Debunked: 5 Myths About Criminal Defense Attorneys
A criminal defense attorney is often the first person people call when finding themselves on the wrong side of the law. Yet, not many people truly understand what a criminal defense attorney does. People watch popular television shows like Law and Order and famous movies like A Few Good Men and believe that’s exactly how a defense attorney operates in the real world. As exciting as those television shows and movies can be to watch, they are simply not accurate. Unfortunately, this has resulted in widespread myths and misconceptions about criminal defense attorneys and their vital role in the criminal justice system.
Read below as we debunk five common misconceptions most people have about criminal defense attorneys.
Myth Number 1: Public Defenders are Just as Good as Criminal Defense Attorneys
Under the Sixth Amendment to the U.S. Constitution, anyone charged with a crime has a legal right to be represented by an attorney.
Public defenders provide free legal representation to underserved and disadvantaged populations.
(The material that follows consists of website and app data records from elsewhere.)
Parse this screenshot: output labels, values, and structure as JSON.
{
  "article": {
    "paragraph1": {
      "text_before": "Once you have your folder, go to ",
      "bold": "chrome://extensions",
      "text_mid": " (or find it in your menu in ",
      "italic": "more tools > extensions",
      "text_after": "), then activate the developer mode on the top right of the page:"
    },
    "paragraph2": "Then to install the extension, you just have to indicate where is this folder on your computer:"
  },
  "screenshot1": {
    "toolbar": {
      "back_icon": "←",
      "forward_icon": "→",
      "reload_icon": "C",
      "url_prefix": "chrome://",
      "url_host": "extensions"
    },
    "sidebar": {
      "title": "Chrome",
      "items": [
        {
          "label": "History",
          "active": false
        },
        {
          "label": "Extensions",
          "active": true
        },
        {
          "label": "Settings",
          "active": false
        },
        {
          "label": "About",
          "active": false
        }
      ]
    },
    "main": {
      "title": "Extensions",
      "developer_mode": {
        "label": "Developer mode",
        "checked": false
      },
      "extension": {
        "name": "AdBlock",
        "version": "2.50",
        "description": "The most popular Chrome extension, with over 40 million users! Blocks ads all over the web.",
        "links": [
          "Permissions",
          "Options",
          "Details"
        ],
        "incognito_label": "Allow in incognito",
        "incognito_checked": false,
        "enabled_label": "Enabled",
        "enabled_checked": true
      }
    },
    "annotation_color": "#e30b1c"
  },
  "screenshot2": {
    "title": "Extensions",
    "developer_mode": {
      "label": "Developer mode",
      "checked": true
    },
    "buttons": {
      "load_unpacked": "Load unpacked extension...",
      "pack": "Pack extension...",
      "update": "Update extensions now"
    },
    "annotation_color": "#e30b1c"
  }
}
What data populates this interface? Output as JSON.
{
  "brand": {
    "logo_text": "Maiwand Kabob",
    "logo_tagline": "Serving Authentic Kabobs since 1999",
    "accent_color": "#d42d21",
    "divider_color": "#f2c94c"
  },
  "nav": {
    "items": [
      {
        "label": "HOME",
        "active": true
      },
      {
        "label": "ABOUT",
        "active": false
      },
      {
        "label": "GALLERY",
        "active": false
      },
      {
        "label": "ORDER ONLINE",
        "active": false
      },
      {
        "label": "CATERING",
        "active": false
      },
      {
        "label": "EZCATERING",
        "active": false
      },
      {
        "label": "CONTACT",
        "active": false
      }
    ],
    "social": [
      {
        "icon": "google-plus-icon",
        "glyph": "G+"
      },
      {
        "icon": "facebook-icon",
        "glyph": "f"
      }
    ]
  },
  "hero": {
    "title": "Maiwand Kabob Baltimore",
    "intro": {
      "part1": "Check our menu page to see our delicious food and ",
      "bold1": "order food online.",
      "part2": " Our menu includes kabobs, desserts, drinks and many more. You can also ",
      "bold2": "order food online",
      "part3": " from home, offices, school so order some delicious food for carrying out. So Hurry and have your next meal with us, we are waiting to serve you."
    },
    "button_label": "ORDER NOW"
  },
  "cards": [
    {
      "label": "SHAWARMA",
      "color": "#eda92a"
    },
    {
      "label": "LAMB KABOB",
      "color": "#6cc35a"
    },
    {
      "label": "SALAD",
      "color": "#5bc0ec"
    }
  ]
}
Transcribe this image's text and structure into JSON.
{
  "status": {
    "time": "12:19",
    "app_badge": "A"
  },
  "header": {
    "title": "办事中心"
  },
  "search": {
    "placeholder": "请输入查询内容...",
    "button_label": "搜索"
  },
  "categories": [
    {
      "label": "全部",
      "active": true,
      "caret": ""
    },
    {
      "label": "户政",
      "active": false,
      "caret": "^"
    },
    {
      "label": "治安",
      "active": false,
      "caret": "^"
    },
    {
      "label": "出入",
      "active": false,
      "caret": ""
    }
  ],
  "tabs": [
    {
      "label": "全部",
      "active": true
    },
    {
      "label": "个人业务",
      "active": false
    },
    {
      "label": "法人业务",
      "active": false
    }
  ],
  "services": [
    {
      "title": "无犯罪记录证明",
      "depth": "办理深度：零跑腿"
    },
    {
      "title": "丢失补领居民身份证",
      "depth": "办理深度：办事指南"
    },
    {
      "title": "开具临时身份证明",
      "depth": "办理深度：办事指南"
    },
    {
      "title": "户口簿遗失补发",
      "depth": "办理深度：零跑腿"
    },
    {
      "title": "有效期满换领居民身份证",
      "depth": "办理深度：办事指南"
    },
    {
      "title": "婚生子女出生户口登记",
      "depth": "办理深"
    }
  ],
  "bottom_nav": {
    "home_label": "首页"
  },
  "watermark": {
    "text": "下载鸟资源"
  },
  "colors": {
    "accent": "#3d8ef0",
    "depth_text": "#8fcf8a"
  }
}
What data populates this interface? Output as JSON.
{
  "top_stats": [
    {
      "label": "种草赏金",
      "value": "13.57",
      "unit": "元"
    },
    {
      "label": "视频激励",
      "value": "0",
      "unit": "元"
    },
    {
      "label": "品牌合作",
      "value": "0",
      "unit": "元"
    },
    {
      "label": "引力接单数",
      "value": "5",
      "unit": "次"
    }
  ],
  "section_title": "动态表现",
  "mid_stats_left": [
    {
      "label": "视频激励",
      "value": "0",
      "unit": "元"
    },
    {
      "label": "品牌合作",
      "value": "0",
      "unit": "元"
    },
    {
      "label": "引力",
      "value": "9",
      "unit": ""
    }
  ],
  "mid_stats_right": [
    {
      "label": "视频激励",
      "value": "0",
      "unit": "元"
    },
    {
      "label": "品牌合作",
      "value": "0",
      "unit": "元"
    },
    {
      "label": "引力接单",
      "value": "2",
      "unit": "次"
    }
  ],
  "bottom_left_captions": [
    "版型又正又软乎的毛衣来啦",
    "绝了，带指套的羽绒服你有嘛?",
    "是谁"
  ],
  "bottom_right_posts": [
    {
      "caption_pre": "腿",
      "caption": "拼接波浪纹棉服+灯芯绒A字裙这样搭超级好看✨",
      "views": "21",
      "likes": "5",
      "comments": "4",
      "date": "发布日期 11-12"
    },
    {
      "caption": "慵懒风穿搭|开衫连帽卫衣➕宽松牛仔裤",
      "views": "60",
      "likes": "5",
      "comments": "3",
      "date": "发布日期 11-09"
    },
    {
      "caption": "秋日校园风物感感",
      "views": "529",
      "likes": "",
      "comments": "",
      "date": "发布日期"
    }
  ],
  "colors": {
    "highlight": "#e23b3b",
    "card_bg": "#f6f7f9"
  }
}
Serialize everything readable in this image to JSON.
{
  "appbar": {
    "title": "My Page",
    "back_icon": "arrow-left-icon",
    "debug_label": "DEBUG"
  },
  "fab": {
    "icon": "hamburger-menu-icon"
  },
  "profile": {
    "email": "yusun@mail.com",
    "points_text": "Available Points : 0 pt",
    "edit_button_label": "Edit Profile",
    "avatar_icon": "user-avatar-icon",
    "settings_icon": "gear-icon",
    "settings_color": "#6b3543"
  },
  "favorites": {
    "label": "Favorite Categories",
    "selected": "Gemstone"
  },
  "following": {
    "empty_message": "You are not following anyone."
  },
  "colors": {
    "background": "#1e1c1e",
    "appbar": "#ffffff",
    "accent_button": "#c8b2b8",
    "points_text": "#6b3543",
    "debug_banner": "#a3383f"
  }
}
Although some public defenders are knowledgeable and skilled attorneys, they are often underpaid and overburdened with enormous caseloads. Therefore, a public defender will most likely not be able to dedicate the time and effort needed for your case. As a result, many public defenders will not become personally invested in your case or have a personal stake in the outcome.
On the other hand, a qualified and experienced criminal defense attorney has the ability to dedicate the time, effort, and resources needed to obtain the best possible outcome for you or your loved one.
Before making a decision, remember that your freedom is at stake, and then ask yourself: “Who do I want representing me?”
Myth Number 2: You’ll Only See Your Criminal Defense Attorney in the Courtroom
Television shows and movies, such as Law and Order, perpetuate the myth that most of a criminal defense attorney’s job occurs in the courtroom. This is ironic because in the real world it is the opposite. A qualified criminal defense attorney will spend an enormous amount of time preparing for a case outside of the courtroom and only a small amount of time actually in the courtroom.
Under no circumstances would an adept criminal defense attorney only see their client in the courtroom. Your criminal defense attorney should consistently meet with you to discuss your case, answer any questions, or concerns you may have, work to find applicable evidence and witnesses, research the relevant law, develop a strong defense, and prepare you for what to expect in the courtroom.
Myth Number 3: You Do Not Need a Criminal Defense Attorney if You Intend to Plead Guilty
This is arguably the most harmful myth regarding criminal defense. Many people believe that if they are entering a guilty plea, they do not need to obtain the services of a criminal defense attorney. However, this belief is utterly false.
Whether you intend to plead guilty or not, you should ALWAYS seek the proper advice of a qualified criminal defense attorney. Even if you are adamant in your decision to plead guilty, your case DOES NOT end there. Afterward, there will be another hearing where the Judge determines the sentence to be imposed. A criminal defense attorney can provide you with important information on sentencing and work to develop a strong legal argument for a lesser sentence.
It is ultimately reckless to enter a courtroom without having at least met with a criminal defense attorney to discuss your options.
Myth Number 4: Criminal Defense Attorneys are “Sleazy” and “Shady”
Criminal defense attorneys often carry a bad reputation among the general public – largely due to the way they are represented in the media. In television shows and movies, criminal defense attorneys are often portrayed as greedy, untrustworthy, and morally corrupt. However, this is not the case at all.
Although there are bad actors in every walk of life, most criminal defense attorneys understand the importance of balancing their ethical obligations to the criminal justice system with their duty to represent their clients to the best of their ability. Qualified criminal defense attorneys will do whatever they can to assist their clients, but they are not going to risk losing their license to practice law by engaging in unethical practices to win a case.
Myth Number 5: All Criminal Defense Attorneys Offer Free Consultations to Prospective Clients
When hiring a criminal defense attorney, most people believe they can “shop around” before making a final decision. However, not all criminal defense attorneys offer potential clients a complimentary consultation and the costs can add up quickly. Before scheduling an appointment with a criminal defense attorney, make sure you ask about the firm’s consultation rate.
If you or a loved one is in need of a criminal defense attorney, contact Craig M. Kadish to schedule an appointment for a free consultation.